Saudi Arabia blacklists 12 Hezbollah members

Saudi Arabia widens its sanctions against Hezbollah, which fights Saudi-backed rebels in Syria.

Ben Ariel ,

Lebanon's Hezbollah leader Hassan Nasrallah
Lebanon's Hezbollah leader Hassan Nasrallah

Saudi Arabia has widened its sanctions against the Lebanon-based Hezbollah terrorist group, adding 12 names to a blacklist of individuals and firms whose assets in the kingdom will be frozen, AFP reports.

The move was made on Thursday, according to the report. Sunni-dominated Saudi Arabia has long been deeply suspicious of Hezbollah, a close ally of its regional rival Iran.

Riyadh and its Gulf Arab allies have stepped up sanctions against the group since 2013 in retaliation for its intervention in the Syrian conflict in support of President Bashar Al-Assad.

Hezbollah is heavily involved in the Syria fighting and has suffered a heavy number of casualties since joining the fight against rebels trying to oust Assad.

“The kingdom will continue to fight the terrorist activities of Hezbollah by all means,” the interior ministry said in a statement carried by the official SPA news agency.

The ministry accused the movement of “spreading instability and chaos, as well as carrying out terrorist attacks and criminal and illegal activities across the world.”

According to AFP, the new names on the blacklist include Ali Musa Daqduq, a senior Hezbollah commander who was placed on a U.S. sanctions blacklist in 2012 for his alleged involvement in a Shiite militia raid in Iraq that led to the deaths of five American soldiers in 2007.

In May, Saudi Arabia announced sanctions against two alleged leaders of Hezbollah, including one it accused of “interfering” in Yemen, where a Saudi-led coalition has been fighting Shiite rebels since March.

The group’s “military wing” was blacklisted by the European Union in July of 2013, though the group’s political arm was not.
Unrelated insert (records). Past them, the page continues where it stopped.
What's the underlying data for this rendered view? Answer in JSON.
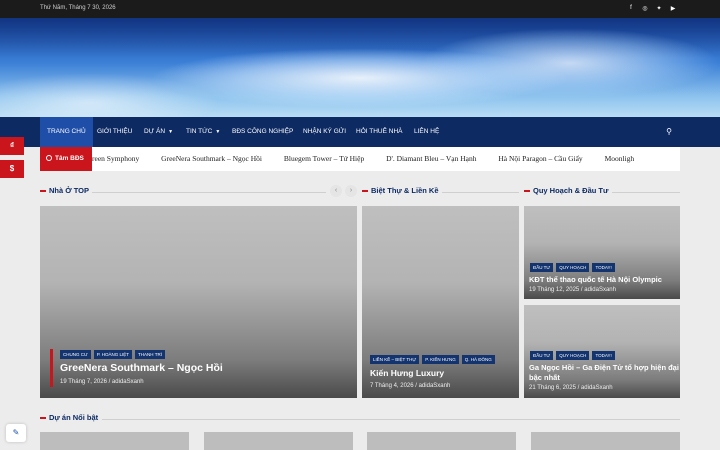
{
  "topbar": {
    "date": "Thứ Năm, Tháng 7 30, 2026",
    "social": [
      "facebook-icon",
      "instagram-icon",
      "twitter-icon",
      "youtube-icon"
    ]
  },
  "nav": {
    "items": [
      "TRANG CHỦ",
      "GIỚI THIỆU",
      "DỰ ÁN",
      "TIN TỨC",
      "BĐS CÔNG NGHIỆP",
      "NHẬN KÝ GỬI",
      "HỎI THUÊ NHÀ",
      "LIÊN HỆ"
    ]
  },
  "ticker": {
    "label": "Tâm BĐS",
    "items": [
      "reen Symphony",
      "GreeNera Southmark – Ngọc Hồi",
      "Bluegem Tower – Tứ Hiệp",
      "D'. Diamant Bleu – Vạn Hạnh",
      "Hà Nội Paragon – Cầu Giấy",
      "Moonligh"
    ]
  },
  "side_buttons": [
    "₫",
    "$"
  ],
  "sections": {
    "nha_o_top": "Nhà Ở TOP",
    "biet_thu": "Biệt Thự & Liền Kề",
    "quy_hoach": "Quy Hoạch & Đầu Tư",
    "du_an_noi_bat": "Dự án Nổi bật"
  },
  "main_card": {
    "tags": [
      "CHUNG CƯ",
      "P. HOÀNG LIỆT",
      "THANH TRÌ"
    ],
    "title": "GreeNera Southmark – Ngọc Hồi",
    "meta": "19 Tháng 7, 2026 / adidaSxanh"
  },
  "villa_card": {
    "tags": [
      "LIỀN KỀ – BIỆT THỰ",
      "P. KIẾN HƯNG",
      "Q. HÀ ĐÔNG"
    ],
    "title": "Kiến Hưng Luxury",
    "meta": "7 Tháng 4, 2026 / adidaSxanh"
  },
  "plan_cards": [
    {
      "tags": [
        "ĐẦU TƯ",
        "QUY HOẠCH",
        "TODAY!"
      ],
      "title": "KĐT thể thao quốc tế Hà Nội Olympic",
      "meta": "19 Tháng 12, 2025 / adidaSxanh"
    },
    {
      "tags": [
        "ĐẦU TƯ",
        "QUY HOẠCH",
        "TODAY!"
      ],
      "title1": "Ga Ngọc Hồi – Ga Điện Tử tổ hợp hiện đại",
      "title2": "bậc nhất",
      "meta": "21 Tháng 6, 2025 / adidaSxanh"
    }
  ],
  "colors": {
    "nav": "#0d2a63",
    "accent": "#c9151b",
    "active": "#1f4ea8"
  }
}
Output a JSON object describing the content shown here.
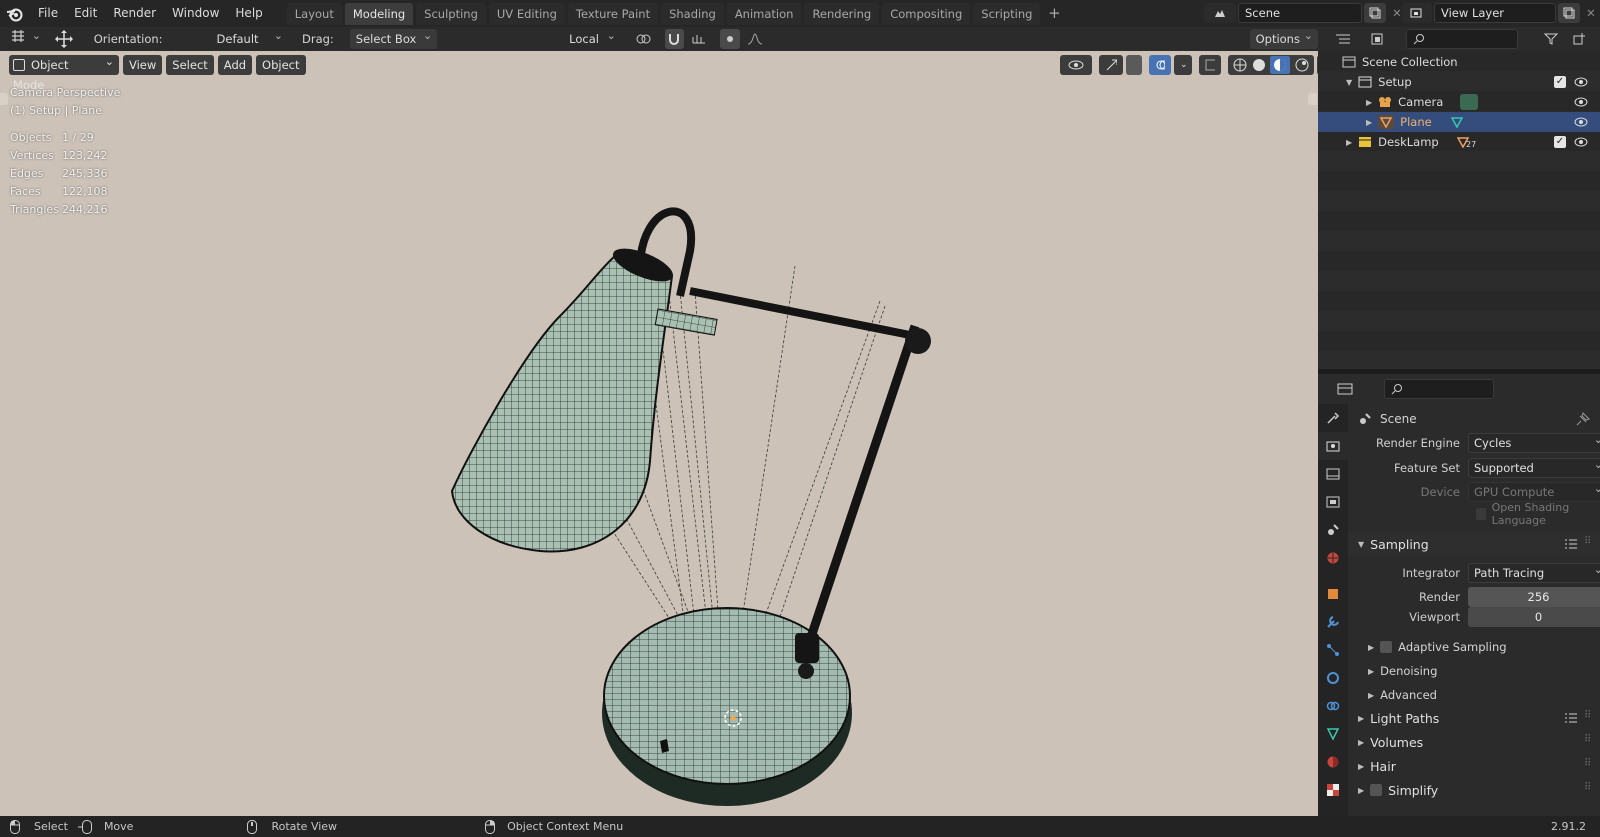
{
  "menu": {
    "items": [
      "File",
      "Edit",
      "Render",
      "Window",
      "Help"
    ]
  },
  "workspaces": {
    "tabs": [
      "Layout",
      "Modeling",
      "Sculpting",
      "UV Editing",
      "Texture Paint",
      "Shading",
      "Animation",
      "Rendering",
      "Compositing",
      "Scripting"
    ],
    "active": "Modeling"
  },
  "scene": {
    "name": "Scene"
  },
  "view_layer": {
    "name": "View Layer"
  },
  "header": {
    "orientation_label": "Orientation:",
    "orientation_value": "Default",
    "drag_label": "Drag:",
    "drag_value": "Select Box",
    "transform_space": "Local",
    "options_label": "Options"
  },
  "viewport": {
    "mode": "Object Mode",
    "menus": [
      "View",
      "Select",
      "Add",
      "Object"
    ],
    "overlay_title": "Camera Perspective",
    "overlay_subtitle": "(1) Setup | Plane",
    "stats": [
      {
        "label": "Objects",
        "value": "1 / 29"
      },
      {
        "label": "Vertices",
        "value": "123,242"
      },
      {
        "label": "Edges",
        "value": "245,336"
      },
      {
        "label": "Faces",
        "value": "122,108"
      },
      {
        "label": "Triangles",
        "value": "244,216"
      }
    ]
  },
  "outliner": {
    "root": "Scene Collection",
    "items": [
      {
        "name": "Setup",
        "type": "collection"
      },
      {
        "name": "Camera",
        "type": "camera"
      },
      {
        "name": "Plane",
        "type": "mesh",
        "selected": true
      },
      {
        "name": "DeskLamp",
        "type": "collection",
        "badge": "27"
      }
    ]
  },
  "properties": {
    "context": "Scene",
    "render_engine": {
      "label": "Render Engine",
      "value": "Cycles"
    },
    "feature_set": {
      "label": "Feature Set",
      "value": "Supported"
    },
    "device": {
      "label": "Device",
      "value": "GPU Compute"
    },
    "osl": {
      "label": "Open Shading Language"
    },
    "sampling": {
      "title": "Sampling",
      "integrator": {
        "label": "Integrator",
        "value": "Path Tracing"
      },
      "render": {
        "label": "Render",
        "value": "256"
      },
      "viewport": {
        "label": "Viewport",
        "value": "0"
      },
      "subsections": [
        "Adaptive Sampling",
        "Denoising",
        "Advanced"
      ]
    },
    "sections": [
      "Light Paths",
      "Volumes",
      "Hair",
      "Simplify"
    ]
  },
  "status": {
    "select": "Select",
    "move": "Move",
    "rotate": "Rotate View",
    "context_menu": "Object Context Menu",
    "version": "2.91.2"
  },
  "colors": {
    "accent": "#4772b3",
    "selected_row": "#344d7c",
    "viewport_bg": "#cdc2b7",
    "mesh_fill": "#a7bdb1"
  }
}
In 2013, Bahrain became the first Arab country to blacklist Hezbollah. The country cited evidence that Hezbollah was attempting to incite terrorism from abroad. 

And Kuwait recently charged 24 people with plotting attacks against the Gulf state in collaboration with Iran and Hezbollah.